-- DATASET CONTENT --
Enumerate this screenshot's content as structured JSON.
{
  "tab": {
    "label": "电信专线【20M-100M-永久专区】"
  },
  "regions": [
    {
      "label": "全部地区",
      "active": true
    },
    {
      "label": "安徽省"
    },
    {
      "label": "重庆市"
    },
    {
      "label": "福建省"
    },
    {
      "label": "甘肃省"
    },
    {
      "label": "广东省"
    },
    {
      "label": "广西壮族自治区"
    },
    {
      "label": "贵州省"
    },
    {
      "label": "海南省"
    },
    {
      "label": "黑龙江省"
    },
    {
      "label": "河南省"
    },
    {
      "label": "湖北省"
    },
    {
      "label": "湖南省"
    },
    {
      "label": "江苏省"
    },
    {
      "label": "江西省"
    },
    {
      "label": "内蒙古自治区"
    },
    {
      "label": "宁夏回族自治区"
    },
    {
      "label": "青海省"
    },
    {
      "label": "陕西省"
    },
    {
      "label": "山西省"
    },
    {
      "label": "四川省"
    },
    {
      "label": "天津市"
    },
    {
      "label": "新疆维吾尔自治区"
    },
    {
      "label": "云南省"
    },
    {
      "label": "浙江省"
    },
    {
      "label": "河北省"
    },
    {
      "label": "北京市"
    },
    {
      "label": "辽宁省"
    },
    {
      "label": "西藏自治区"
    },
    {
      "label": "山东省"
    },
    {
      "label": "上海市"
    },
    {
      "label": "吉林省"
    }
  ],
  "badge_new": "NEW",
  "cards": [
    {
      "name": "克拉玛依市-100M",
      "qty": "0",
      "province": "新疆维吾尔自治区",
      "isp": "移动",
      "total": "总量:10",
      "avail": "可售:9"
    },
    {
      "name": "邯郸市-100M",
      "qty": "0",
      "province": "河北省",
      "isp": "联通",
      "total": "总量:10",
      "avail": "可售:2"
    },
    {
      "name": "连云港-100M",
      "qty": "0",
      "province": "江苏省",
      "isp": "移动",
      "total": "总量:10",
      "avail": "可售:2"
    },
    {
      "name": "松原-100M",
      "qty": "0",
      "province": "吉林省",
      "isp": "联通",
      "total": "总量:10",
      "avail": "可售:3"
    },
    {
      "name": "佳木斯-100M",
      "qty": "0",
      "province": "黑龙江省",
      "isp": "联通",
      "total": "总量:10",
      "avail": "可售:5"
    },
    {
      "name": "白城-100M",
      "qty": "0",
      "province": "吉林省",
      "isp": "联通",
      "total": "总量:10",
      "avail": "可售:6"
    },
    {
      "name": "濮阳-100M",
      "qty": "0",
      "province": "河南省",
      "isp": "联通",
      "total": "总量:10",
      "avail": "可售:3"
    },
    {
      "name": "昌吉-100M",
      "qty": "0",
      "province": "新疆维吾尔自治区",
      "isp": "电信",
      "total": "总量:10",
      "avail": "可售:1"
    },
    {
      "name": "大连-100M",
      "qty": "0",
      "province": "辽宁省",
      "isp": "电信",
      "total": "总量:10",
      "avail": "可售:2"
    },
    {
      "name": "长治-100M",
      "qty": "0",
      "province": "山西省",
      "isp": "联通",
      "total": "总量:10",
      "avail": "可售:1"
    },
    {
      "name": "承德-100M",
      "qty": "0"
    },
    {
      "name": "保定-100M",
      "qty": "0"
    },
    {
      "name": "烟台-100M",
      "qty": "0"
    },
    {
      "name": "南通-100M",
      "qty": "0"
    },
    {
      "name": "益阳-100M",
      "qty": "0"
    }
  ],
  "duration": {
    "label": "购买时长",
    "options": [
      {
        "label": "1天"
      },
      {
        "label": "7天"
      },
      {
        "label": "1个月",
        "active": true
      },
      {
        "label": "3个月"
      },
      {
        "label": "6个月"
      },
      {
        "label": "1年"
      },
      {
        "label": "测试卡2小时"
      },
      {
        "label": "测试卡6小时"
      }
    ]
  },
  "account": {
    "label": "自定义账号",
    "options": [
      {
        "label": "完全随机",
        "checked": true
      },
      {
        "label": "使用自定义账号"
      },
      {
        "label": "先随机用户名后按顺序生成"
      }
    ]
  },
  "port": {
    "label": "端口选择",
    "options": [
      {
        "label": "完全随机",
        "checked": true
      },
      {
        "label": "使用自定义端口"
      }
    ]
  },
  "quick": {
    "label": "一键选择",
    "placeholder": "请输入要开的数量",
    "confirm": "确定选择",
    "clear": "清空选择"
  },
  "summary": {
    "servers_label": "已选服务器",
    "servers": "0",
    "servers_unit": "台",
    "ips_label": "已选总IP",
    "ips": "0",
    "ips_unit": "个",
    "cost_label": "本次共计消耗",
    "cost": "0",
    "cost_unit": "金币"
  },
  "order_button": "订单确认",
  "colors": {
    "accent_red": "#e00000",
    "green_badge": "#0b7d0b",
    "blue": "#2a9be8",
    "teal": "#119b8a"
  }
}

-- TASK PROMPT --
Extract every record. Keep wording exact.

-- TASK RESULT --
Enumerate this screenshot's content as structured JSON.
{
  "tab": {
    "label": "电信专线【20M-100M-永久专区】"
  },
  "regions": [
    {
      "label": "全部地区",
      "active": true
    },
    {
      "label": "安徽省"
    },
    {
      "label": "重庆市"
    },
    {
      "label": "福建省"
    },
    {
      "label": "甘肃省"
    },
    {
      "label": "广东省"
    },
    {
      "label": "广西壮族自治区"
    },
    {
      "label": "贵州省"
    },
    {
      "label": "海南省"
    },
    {
      "label": "黑龙江省"
    },
    {
      "label": "河南省"
    },
    {
      "label": "湖北省"
    },
    {
      "label": "湖南省"
    },
    {
      "label": "江苏省"
    },
    {
      "label": "江西省"
    },
    {
      "label": "内蒙古自治区"
    },
    {
      "label": "宁夏回族自治区"
    },
    {
      "label": "青海省"
    },
    {
      "label": "陕西省"
    },
    {
      "label": "山西省"
    },
    {
      "label": "四川省"
    },
    {
      "label": "天津市"
    },
    {
      "label": "新疆维吾尔自治区"
    },
    {
      "label": "云南省"
    },
    {
      "label": "浙江省"
    },
    {
      "label": "河北省"
    },
    {
      "label": "北京市"
    },
    {
      "label": "辽宁省"
    },
    {
      "label": "西藏自治区"
    },
    {
      "label": "山东省"
    },
    {
      "label": "上海市"
    },
    {
      "label": "吉林省"
    }
  ],
  "badge_new": "NEW",
  "cards": [
    {
      "name": "克拉玛依市-100M",
      "qty": "0",
      "province": "新疆维吾尔自治区",
      "isp": "移动",
      "total": "总量:10",
      "avail": "可售:9"
    },
    {
      "name": "邯郸市-100M",
      "qty": "0",
      "province": "河北省",
      "isp": "联通",
      "total": "总量:10",
      "avail": "可售:2"
    },
    {
      "name": "连云港-100M",
      "qty": "0",
      "province": "江苏省",
      "isp": "移动",
      "total": "总量:10",
      "avail": "可售:2"
    },
    {
      "name": "松原-100M",
      "qty": "0",
      "province": "吉林省",
      "isp": "联通",
      "total": "总量:10",
      "avail": "可售:3"
    },
    {
      "name": "佳木斯-100M",
      "qty": "0",
      "province": "黑龙江省",
      "isp": "联通",
      "total": "总量:10",
      "avail": "可售:5"
    },
    {
      "name": "白城-100M",
      "qty": "0",
      "province": "吉林省",
      "isp": "联通",
      "total": "总量:10",
      "avail": "可售:6"
    },
    {
      "name": "濮阳-100M",
      "qty": "0",
      "province": "河南省",
      "isp": "联通",
      "total": "总量:10",
      "avail": "可售:3"
    },
    {
      "name": "昌吉-100M",
      "qty": "0",
      "province": "新疆维吾尔自治区",
      "isp": "电信",
      "total": "总量:10",
      "avail": "可售:1"
    },
    {
      "name": "大连-100M",
      "qty": "0",
      "province": "辽宁省",
      "isp": "电信",
      "total": "总量:10",
      "avail": "可售:2"
    },
    {
      "name": "长治-100M",
      "qty": "0",
      "province": "山西省",
      "isp": "联通",
      "total": "总量:10",
      "avail": "可售:1"
    },
    {
      "name": "承德-100M",
      "qty": "0"
    },
    {
      "name": "保定-100M",
      "qty": "0"
    },
    {
      "name": "烟台-100M",
      "qty": "0"
    },
    {
      "name": "南通-100M",
      "qty": "0"
    },
    {
      "name": "益阳-100M",
      "qty": "0"
    }
  ],
  "duration": {
    "label": "购买时长",
    "options": [
      {
        "label": "1天"
      },
      {
        "label": "7天"
      },
      {
        "label": "1个月",
        "active": true
      },
      {
        "label": "3个月"
      },
      {
        "label": "6个月"
      },
      {
        "label": "1年"
      },
      {
        "label": "测试卡2小时"
      },
      {
        "label": "测试卡6小时"
      }
    ]
  },
  "account": {
    "label": "自定义账号",
    "options": [
      {
        "label": "完全随机",
        "checked": true
      },
      {
        "label": "使用自定义账号"
      },
      {
        "label": "先随机用户名后按顺序生成"
      }
    ]
  },
  "port": {
    "label": "端口选择",
    "options": [
      {
        "label": "完全随机",
        "checked": true
      },
      {
        "label": "使用自定义端口"
      }
    ]
  },
  "quick": {
    "label": "一键选择",
    "placeholder": "请输入要开的数量",
    "confirm": "确定选择",
    "clear": "清空选择"
  },
  "summary": {
    "servers_label": "已选服务器",
    "servers": "0",
    "servers_unit": "台",
    "ips_label": "已选总IP",
    "ips": "0",
    "ips_unit": "个",
    "cost_label": "本次共计消耗",
    "cost": "0",
    "cost_unit": "金币"
  },
  "order_button": "订单确认",
  "colors": {
    "accent_red": "#e00000",
    "green_badge": "#0b7d0b",
    "blue": "#2a9be8",
    "teal": "#119b8a"
  }
}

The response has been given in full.